And there are few lengths to which I will not go to get it right. And if that means, as it did, that a scene I had set in Vienna–I had done ALL the research. I even knew the actual pattern and colour of the curtains in the room. All of which had to be chucked because the fellow wasn’t in Vienna at the time–he was in Linz about which I knew absolutely nothing not even where it was—and Vienna hit the floor to be Jack Russelled.
Stephanie: How long have you been a writer and when was your first published work?
M.M.: I started publishing poetry when I was a teen, I think. Some literary magazine stuff. And then I started writing for the Christian Science Monitor in the late 80s, primarily as a book critic.
Stephanie: I noticed in your bio that you are a dressage rider and accomplished pianist. I firmly believe that other than reading, exercise and the arts strengthen the mind as well.
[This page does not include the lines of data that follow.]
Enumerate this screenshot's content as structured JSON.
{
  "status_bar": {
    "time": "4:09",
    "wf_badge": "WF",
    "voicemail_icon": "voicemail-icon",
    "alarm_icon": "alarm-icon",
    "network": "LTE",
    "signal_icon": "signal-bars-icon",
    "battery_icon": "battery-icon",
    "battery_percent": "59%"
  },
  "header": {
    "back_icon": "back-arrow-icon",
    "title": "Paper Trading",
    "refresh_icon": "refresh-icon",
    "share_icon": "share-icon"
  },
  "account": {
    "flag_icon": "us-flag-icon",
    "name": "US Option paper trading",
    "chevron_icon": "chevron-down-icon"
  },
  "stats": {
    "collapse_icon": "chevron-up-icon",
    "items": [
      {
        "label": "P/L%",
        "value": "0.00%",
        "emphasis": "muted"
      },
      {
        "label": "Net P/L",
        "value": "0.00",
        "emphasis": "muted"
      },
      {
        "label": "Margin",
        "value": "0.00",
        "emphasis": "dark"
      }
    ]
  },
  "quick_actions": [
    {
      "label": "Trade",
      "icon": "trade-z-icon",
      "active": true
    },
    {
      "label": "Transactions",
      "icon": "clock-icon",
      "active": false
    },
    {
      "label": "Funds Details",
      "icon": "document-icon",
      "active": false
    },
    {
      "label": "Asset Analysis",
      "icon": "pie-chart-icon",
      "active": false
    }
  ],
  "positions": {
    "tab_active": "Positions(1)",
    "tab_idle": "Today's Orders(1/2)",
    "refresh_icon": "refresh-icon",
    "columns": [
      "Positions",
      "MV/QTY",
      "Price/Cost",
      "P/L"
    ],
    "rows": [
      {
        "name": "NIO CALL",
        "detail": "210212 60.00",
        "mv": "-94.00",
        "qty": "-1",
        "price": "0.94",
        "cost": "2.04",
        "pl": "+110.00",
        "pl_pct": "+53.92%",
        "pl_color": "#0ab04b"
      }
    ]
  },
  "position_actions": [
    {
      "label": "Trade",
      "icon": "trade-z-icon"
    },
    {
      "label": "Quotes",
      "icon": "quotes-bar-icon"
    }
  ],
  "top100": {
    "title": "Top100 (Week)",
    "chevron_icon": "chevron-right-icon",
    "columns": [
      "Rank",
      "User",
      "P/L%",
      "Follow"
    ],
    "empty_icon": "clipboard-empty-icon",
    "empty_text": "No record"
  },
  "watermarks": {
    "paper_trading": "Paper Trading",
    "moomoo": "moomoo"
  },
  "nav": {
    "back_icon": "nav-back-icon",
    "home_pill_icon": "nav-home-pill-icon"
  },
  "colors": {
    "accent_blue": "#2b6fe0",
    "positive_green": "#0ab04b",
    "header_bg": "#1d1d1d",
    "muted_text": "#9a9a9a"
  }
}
Do you feel these activates have helped you with your writing?
M.M.: They both do. The music—well, I’ve played since I was five, so I can’t truly imagine life without it. And I was hooked on Beethoven by time I was eight. So really, I’ve always had my head halfway stuck in his world, so it wasn’t really a switch more of an expansion.
The cross country riding is freedom. I ‘m happiest outdoors (except in the torrential rain).
And to be honest, too, the riding has been quite literally translated onto the page. Anytime you read in a book of mine about a horse, that’s real horse, and a real happening which will have happened to me. But it’s also given me a sense of how slowly life happens in a horse-dependent society, how physically strong these men were who spent 10-20 hours in the saddle; what it’s like to ride through chucking it down rain in a force 8 gale… (Mad! And a little bit grand.)
Stephanie: Are you working on a book project now?
M.M.: I’ve done the research. And have started the next book—which is follow on to Of Honest Fame titled Or Fear of Peace. (I didn’t mean to. In my tiny furry mind, I had other plans…)
But it’s only fair to say I am the world’s worst starter. I write the beginning. It’s not bad. I rewrite the beginning. I think about it. I think it’s stoopid. And I realise that’s not the beginning. The beginning is earlier. I start again. I write a new beginning. This is much, much better. I hate this one too. And it’s not the beginning. The beginning starts much earlier. So eventually I have a lot of almost the middle, and I’m still working on the beginning. But—here’s the good news: I do know the ending! Ish.
Stephanie: What advice could you give to an aspiring writer?
M.M.: Learn. Never stop learning. Never stop turning to the greats to learn what they can teach you about plot, structure, style, language, and character, all of it which makes that organic whole of the novel. And learn the rules—the grammar, the punctuation, the hammer and nails of your trade. You can’t build a house if you don’t know how to use the hammer, nails, saw, spirit level and so on. Never stop learning.
Oh, and every novel is different. The question is never how did I do the last one, the question is how do I write this one?
Stephanie: Is there a message you would like to give to your readers?
M.M.: Let me take you there. To 1812. To 1813. To this world I know probably better than our own. Let me take you there.
Stephanie: Where can people buy your books?
M.M.: Everything is available on Amazon, either in the US or the UK. And thank you all so very much. I do hope, more than anything you know, that should you buy the books and read them, that you enjoy them. Because that to me is the world. That is the reason why.
Stephanie: Thank you, M.M. and now that we have had a lovely chat it is time for tea and cake.
M.M.: Yes, please. Now what shall we start with, scones with clotted cream and strawberry jam or straight to the cake? Because that is a fine Victoria Sponge on the table…and the St. Clements cake is looking rather more-ish as well.
And thank you very much for inviting me, because I’ve had a smashing time talking with you…